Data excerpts
☆ ☆ ☆
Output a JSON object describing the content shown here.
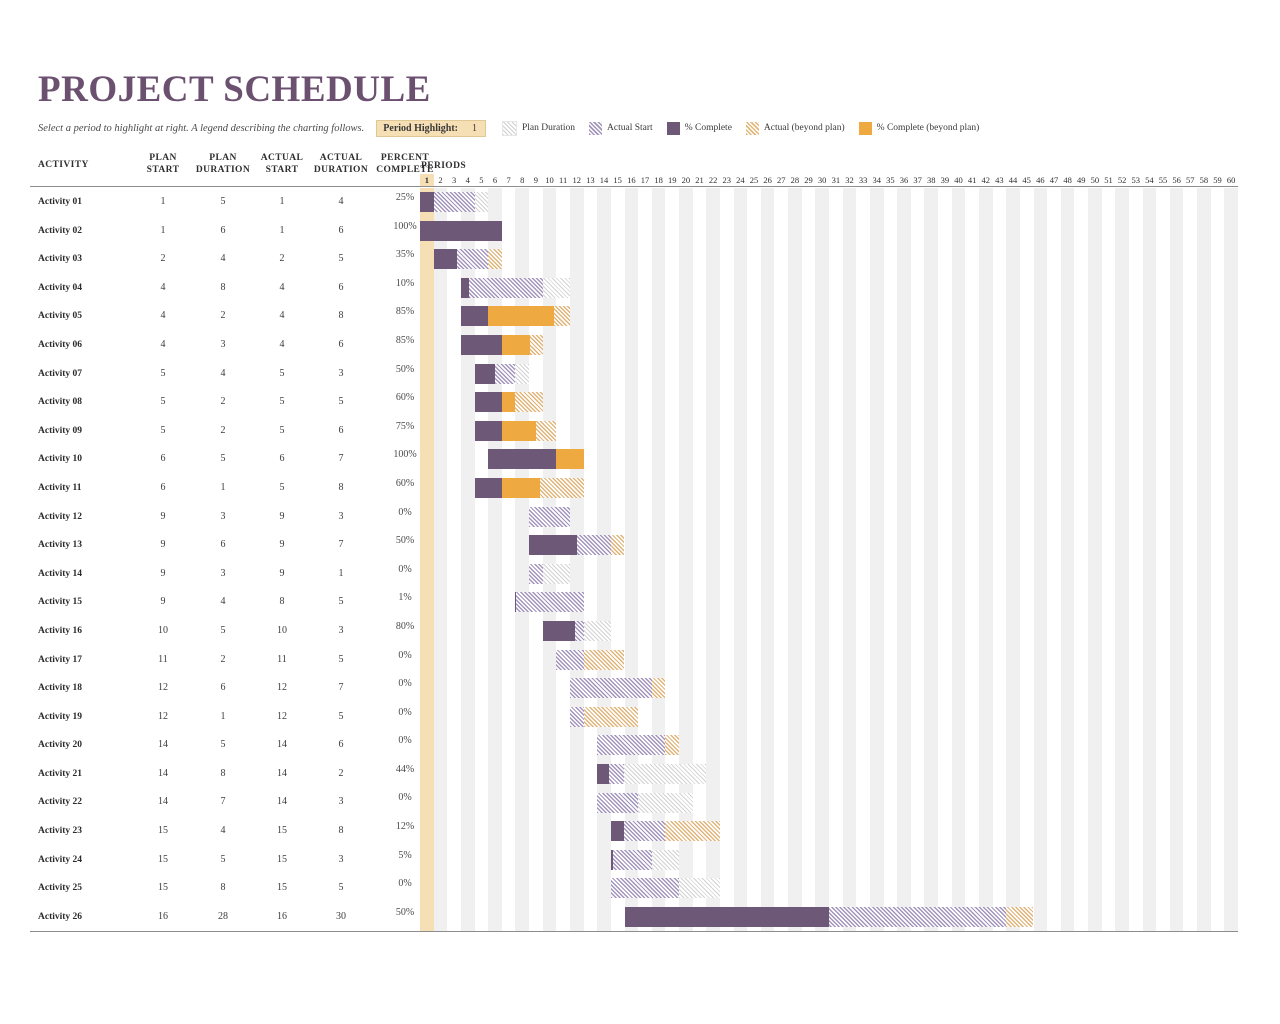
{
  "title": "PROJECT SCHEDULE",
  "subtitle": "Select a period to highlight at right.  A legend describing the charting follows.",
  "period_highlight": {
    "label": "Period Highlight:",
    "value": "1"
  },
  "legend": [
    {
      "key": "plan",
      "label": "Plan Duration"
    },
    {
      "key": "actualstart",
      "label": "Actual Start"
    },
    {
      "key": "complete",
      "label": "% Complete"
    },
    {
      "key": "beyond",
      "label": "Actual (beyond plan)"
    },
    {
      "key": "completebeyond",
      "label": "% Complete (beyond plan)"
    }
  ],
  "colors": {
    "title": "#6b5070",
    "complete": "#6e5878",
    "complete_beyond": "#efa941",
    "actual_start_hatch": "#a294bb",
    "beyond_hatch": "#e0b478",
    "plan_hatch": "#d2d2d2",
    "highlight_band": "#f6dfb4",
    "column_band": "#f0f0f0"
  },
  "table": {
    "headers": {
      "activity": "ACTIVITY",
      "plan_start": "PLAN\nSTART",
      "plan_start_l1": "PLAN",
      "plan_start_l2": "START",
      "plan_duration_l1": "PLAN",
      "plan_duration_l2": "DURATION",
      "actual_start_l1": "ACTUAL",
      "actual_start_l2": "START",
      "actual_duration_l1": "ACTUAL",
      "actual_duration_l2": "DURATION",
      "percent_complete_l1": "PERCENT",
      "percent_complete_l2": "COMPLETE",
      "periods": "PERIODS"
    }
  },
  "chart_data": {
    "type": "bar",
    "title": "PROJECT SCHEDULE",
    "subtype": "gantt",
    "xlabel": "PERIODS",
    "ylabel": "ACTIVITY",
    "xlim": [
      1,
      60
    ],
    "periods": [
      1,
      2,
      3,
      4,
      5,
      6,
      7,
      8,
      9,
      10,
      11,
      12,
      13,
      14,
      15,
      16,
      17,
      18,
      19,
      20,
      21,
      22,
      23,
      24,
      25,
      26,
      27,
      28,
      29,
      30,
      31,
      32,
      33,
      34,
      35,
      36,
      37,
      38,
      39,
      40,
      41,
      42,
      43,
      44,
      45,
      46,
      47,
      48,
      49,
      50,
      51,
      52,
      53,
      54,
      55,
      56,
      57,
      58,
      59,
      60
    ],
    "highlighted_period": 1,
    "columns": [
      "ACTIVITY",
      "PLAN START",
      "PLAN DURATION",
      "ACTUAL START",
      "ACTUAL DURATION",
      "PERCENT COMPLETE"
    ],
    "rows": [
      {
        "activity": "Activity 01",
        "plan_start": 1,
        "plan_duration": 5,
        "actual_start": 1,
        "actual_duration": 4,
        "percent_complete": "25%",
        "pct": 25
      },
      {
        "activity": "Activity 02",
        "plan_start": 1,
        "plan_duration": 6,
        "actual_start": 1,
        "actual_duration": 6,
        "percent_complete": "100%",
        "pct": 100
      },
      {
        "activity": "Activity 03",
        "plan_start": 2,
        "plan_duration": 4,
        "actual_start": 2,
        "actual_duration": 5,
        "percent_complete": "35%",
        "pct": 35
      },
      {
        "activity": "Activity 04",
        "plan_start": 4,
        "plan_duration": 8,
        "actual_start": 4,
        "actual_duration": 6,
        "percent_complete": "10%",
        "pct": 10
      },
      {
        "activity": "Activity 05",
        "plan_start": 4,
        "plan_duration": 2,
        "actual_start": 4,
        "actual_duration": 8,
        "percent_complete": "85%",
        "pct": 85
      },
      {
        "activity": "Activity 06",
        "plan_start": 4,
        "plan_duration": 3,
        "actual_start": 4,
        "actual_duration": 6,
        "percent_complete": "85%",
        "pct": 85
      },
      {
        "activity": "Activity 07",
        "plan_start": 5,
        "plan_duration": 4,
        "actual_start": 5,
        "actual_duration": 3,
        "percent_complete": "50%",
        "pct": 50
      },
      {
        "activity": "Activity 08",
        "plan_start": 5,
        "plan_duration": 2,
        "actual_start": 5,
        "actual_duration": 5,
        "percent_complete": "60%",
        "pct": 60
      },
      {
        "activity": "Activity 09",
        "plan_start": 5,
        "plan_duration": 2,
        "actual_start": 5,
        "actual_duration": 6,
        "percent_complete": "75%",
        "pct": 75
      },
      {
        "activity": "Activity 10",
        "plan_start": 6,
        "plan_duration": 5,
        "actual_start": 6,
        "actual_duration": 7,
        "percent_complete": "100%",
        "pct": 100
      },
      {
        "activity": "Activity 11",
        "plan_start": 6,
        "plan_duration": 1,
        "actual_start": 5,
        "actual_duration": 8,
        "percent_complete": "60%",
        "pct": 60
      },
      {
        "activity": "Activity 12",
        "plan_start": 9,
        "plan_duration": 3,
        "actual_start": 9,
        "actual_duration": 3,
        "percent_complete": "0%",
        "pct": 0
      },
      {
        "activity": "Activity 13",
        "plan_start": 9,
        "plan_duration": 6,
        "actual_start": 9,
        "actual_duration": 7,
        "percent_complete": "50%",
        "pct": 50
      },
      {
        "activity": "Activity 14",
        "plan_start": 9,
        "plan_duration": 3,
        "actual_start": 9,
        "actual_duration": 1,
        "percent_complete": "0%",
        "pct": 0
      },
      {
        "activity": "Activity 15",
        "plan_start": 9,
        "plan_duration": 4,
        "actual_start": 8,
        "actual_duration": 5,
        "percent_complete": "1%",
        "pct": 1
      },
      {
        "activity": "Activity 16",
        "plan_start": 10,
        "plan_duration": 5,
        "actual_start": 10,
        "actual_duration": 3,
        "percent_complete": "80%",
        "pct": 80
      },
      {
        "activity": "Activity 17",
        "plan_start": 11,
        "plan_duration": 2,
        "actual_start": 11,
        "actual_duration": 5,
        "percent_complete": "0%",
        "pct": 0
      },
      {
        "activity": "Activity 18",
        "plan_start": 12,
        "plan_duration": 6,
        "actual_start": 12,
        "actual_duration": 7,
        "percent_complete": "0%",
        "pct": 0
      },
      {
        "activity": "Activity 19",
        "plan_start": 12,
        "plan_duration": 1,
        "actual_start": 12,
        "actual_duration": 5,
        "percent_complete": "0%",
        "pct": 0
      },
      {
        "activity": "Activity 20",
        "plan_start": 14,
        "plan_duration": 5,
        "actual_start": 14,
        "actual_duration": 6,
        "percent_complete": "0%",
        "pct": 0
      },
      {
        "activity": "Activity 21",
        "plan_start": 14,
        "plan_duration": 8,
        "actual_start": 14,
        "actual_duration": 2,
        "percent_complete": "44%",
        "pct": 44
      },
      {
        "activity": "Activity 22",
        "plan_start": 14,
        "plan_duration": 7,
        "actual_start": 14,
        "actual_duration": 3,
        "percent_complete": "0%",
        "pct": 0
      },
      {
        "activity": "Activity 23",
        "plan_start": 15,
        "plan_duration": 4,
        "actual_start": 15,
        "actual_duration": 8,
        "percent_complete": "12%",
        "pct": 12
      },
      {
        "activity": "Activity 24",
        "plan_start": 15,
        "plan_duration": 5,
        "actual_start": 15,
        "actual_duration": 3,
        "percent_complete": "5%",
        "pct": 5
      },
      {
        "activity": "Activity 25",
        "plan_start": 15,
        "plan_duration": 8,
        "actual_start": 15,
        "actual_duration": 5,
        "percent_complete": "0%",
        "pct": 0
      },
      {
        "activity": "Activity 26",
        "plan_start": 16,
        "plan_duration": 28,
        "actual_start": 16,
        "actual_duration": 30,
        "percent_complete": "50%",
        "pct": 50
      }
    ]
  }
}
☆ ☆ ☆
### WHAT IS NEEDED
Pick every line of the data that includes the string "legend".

### ANSWER TO THIS TASK
  "subtitle": "Select a period to highlight at right.  A legend describing the charting follows.",
  "legend": [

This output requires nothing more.